# [PROVIDED MATERIAL]
* * *

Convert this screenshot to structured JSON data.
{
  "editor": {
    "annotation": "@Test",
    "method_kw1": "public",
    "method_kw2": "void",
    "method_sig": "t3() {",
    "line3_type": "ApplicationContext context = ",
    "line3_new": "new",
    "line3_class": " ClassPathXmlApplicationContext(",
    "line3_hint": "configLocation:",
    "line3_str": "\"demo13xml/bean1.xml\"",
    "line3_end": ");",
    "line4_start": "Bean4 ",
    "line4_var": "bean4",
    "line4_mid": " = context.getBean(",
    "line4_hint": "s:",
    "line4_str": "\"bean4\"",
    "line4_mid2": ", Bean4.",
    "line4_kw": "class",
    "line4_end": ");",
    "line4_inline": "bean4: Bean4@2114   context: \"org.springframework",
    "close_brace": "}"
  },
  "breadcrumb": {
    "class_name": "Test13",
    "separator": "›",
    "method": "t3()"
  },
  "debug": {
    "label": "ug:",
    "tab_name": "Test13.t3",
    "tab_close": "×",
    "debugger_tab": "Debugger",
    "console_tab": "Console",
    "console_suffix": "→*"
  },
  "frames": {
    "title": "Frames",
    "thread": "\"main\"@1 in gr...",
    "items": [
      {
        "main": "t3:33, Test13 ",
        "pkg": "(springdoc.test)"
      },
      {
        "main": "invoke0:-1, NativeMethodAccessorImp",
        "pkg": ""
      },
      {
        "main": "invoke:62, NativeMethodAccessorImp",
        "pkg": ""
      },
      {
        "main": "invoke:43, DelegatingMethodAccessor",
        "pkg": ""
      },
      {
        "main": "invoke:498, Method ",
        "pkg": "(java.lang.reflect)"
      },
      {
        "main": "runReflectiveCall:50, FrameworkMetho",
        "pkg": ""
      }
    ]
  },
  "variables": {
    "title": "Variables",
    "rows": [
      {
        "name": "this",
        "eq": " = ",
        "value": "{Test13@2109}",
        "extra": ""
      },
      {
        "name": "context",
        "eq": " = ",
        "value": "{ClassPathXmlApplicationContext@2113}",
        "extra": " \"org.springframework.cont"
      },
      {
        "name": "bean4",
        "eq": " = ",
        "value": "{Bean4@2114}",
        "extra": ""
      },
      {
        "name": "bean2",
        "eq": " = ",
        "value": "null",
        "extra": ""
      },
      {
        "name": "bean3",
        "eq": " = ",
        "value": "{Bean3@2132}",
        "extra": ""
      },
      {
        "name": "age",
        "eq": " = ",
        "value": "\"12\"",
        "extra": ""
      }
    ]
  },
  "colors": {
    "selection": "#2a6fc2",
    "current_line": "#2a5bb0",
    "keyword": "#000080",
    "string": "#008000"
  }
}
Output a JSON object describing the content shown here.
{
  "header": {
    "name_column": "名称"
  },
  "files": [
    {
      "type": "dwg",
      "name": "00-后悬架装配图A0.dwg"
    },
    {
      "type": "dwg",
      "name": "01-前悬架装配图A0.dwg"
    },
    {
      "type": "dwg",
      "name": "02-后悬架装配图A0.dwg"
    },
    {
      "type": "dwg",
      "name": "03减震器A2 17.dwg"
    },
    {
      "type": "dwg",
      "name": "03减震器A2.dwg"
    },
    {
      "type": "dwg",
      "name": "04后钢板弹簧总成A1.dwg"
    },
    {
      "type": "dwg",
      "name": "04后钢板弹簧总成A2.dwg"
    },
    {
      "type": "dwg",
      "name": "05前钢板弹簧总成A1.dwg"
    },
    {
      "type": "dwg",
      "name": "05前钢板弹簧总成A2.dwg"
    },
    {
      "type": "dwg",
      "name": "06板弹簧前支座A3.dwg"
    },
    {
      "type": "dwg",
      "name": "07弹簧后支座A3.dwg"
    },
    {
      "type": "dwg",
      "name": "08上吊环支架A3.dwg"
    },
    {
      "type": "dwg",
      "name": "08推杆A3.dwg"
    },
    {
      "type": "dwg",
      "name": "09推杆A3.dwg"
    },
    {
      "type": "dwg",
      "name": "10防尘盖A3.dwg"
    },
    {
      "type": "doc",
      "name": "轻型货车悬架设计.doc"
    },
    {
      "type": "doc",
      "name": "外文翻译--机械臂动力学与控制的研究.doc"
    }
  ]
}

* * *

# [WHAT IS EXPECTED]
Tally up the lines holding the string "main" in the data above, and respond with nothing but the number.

# [WRITTEN SOLUTION]
7